You can prepare your will with a form created by the State of California, or you can write one yourself.

Statutory Wills

You may choose to fill out a California Statutory Will, pursuant to California Probate Code Section 6240. If you take this approach, you simply fill in each blank as provided on the form. After you fill in the blanks, date and sign the document. Law requires you to have two witnesses observe you sign the document and then sign it themselves. These witnesses must be over the age of 18.

Holographic Wills

If you do not have witnesses available and cannot or do not want to wait for witnesses to be available, you can execute a handwritten version, sometimes referred to as a holographic will. With this type of will, you write out the document in your own handwriting. Any typed portion could be invalid. To be valid, your handwriting must be legible. Include your complete name and address on each page of the document.

2. Determine distribution of property.

Make a list of all the property you own. This can include a home, land, vehicles, boats, jewelry, art, china, household goods, and tools. Don't forget about online bank accounts or investment accounts. Once you know what you have, you can identify beneficiaries. Beneficiaries are the people you designate to receive your property. They can include spouses, children, domestic partners, friends, and favored charities. You can choose to leave a beneficiary a certain sum of money or specific object. Alternatively, you can leave all of your money or all of your tools to a certain person. Consider adding a sentence about who inherits any property you may have forgotten about or you may acquire between the time of your will and the time you actually die.

When you identify someone as a beneficiary, include their full name, their address, their phone number, and, if you have it, their date of birth. You want to make certain your property transfers to the right person. By providing more information, you are more likely to avoid confusion as to your intent.

3. Name guardians.

If you have any children under age 18, identify who you want to raise your children after your death. You can name different guardians to raise your children and to manage your children's assets. If your child still has another living parent, you may still want to name a guardian to manage your child's assets until they come of legal age.

4. Name an executor.

You need to name an executor. An executor oversees the distribution of your property and carries out your wishes.

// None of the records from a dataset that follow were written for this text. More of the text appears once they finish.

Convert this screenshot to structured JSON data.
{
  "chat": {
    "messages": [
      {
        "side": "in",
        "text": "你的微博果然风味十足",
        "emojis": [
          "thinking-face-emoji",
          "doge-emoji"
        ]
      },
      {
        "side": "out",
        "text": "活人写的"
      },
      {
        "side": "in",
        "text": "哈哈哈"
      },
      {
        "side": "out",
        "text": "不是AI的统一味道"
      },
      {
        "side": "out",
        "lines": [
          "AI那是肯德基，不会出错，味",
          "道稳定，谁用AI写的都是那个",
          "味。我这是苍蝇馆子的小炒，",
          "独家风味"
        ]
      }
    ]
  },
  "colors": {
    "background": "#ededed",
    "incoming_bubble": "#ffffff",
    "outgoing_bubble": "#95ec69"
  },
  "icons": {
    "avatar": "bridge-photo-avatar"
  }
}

It is a good idea to name an alternate executor as well.

5. Identify other assets and review beneficiary designations.

Some assets are not subject to a will. These include:

  • Life insurance policies
  • Assets owned in joint tenancy with right of survivorship
  • Community property with right of survivorship
  • Pay on death or transfer on death accounts
  • Retirement accounts

Make certain the designated beneficiaries identified in these assets are those you wish to inherit this property. You cannot declare a beneficiary in the document that trumps your previous designation.

6. Sign and date your will.

In order for your paperwork to be valid, you must sign and date it. Remember, if you have chosen a statutory will, you also must have two witnesses sign the document.

7. Store your will in a safe place.

Make sure you put this document in a safe place. This could include a fireproof safe or a safety deposit box. Make certain that at least one friend or family member knows where you've stored your will. Your will is of little use if no one knows to look for one.

Filing paperwork acceptable to the State of California, deciding what kind of will you intend to file, and determining the details in advance will help you safeguard your assets for the future.

This portion of the site is for informational purposes only. The content is not legal advice. The statements and opinions are the expression of author, not LegalZoom, and have not been evaluated by LegalZoom for accuracy, completeness, or changes in the law.